Feed
Quick Drive: 2013 Mazda CX-5 Prototype
REYKJAVIK, ICELAND -- "Skyactiv" finally makes sense. This October, an updated, 40-mpg (highway) Mazda3 with the brand's new gas direct-injection, 2.0-liter four, and six-speed manual or automatic gets...

read more

0
read comments 
First Look: 2012 Audi S6, S7, and S8
The outgoing S6 was powered by a naturally aspirated, 5.2-liter V-10 engine that produced 435 hp and 398 lb-ft of torque, and needed 5.1 seconds to go from 0-60 mph. The 2012 Audi S6's powertrain promises...

read more

0
read comments 
First Drive: 2012 Volvo S60 R-Design
We really like Volvo's new S60, one of the best cars to ever come from the folks in Gothenburg. It's certainly the best in recent memory. And for 2012, it got even better, thanks to the addition of the...

read more

0
read comments 
First Test: 2012 Ford Explorer EcoBoost
Last time we had our hands on the new Ford Explorer, it finished sixth out of six in our seven-row SUV comparison test. Yes, friends, dead last. But that car was a preproduction vehicle, and quite literally...

read more

0
read comments 
First Drive: 2012 Toyota Camry
Is the 2012 Toyota Camry new and special enough to vanquish the Hyundai Sonata? Is the SE model a poor man's sport sedan? Is Toyota's rebound in J.D. Power & Associates' initial quality rankings, and...

read more

0
read comments 
First Drive: 2012 Kia Rio
During the driving portion of the 2012 Kia Rio press presentation in South Korea, we visited a phallic-themed, public rest area located off National Route 44. Thankfully there weren't any live ones, ...

read more

0
read comments 
Comparison: 2012 Jeep Grand Cherokee SRT8 vs. 2011 BMW X5 M vs. 2011 Porsche Cayenne Turbo
These days, defining a sport/utility vehicle is hard. Just about anything top-heavy that necessitates the slight lifting of a passenger's leg for entry usually qualifies, thanks in part to the introduction...

read more

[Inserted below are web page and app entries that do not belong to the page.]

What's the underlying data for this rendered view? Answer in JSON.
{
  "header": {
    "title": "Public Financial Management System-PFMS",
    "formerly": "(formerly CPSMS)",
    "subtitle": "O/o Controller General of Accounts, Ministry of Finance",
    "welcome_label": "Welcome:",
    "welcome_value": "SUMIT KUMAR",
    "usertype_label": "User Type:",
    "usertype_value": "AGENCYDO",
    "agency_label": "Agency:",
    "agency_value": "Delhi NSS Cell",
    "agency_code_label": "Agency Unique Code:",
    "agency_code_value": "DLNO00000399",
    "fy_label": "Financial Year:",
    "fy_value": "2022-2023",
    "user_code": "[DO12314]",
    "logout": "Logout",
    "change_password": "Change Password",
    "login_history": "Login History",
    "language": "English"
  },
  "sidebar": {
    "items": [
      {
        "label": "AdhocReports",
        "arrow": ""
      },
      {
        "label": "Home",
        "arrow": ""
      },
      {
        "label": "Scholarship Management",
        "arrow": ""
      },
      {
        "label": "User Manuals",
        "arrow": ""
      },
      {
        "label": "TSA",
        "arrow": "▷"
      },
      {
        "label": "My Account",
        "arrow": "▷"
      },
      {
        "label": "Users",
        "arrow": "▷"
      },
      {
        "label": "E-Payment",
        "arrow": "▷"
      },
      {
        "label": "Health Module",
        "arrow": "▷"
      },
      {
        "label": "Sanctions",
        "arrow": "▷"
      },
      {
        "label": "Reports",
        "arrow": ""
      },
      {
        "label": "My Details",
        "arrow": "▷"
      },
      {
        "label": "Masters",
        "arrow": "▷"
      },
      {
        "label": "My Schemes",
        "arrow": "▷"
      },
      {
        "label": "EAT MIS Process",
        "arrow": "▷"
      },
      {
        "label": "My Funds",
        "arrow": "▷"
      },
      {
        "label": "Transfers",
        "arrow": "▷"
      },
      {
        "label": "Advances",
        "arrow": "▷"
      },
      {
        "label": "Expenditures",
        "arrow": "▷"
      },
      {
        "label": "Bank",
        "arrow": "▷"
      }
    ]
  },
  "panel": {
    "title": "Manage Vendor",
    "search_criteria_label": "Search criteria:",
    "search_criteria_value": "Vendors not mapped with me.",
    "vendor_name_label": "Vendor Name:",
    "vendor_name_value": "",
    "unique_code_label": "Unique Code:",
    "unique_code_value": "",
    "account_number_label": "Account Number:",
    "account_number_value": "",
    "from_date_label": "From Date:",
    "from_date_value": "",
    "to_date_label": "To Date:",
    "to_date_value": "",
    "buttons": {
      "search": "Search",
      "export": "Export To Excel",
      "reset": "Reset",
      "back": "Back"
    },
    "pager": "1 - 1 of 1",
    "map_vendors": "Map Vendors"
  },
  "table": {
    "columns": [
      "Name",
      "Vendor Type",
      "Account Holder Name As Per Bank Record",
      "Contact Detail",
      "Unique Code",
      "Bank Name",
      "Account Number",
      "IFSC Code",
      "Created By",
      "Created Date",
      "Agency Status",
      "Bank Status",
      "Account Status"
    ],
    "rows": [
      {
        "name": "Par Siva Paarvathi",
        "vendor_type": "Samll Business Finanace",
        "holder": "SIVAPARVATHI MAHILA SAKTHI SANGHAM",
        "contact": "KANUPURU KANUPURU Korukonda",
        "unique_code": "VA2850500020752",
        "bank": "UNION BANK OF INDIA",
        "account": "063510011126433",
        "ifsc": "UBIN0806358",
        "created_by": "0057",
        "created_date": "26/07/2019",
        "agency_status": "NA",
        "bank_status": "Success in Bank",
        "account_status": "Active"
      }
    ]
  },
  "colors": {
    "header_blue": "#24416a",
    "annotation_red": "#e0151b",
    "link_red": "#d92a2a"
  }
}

0
read comments 
First Test: 2012 Land Rover Range Rover Evoque
The rugged Welsh island of Anglesey frequently is wet, cold, and windy; a place where sideways rain can hit you like a spray of icy tacks. It's also a place whose rocky, hilly terrain could keep a mountain...

read more

0
read comments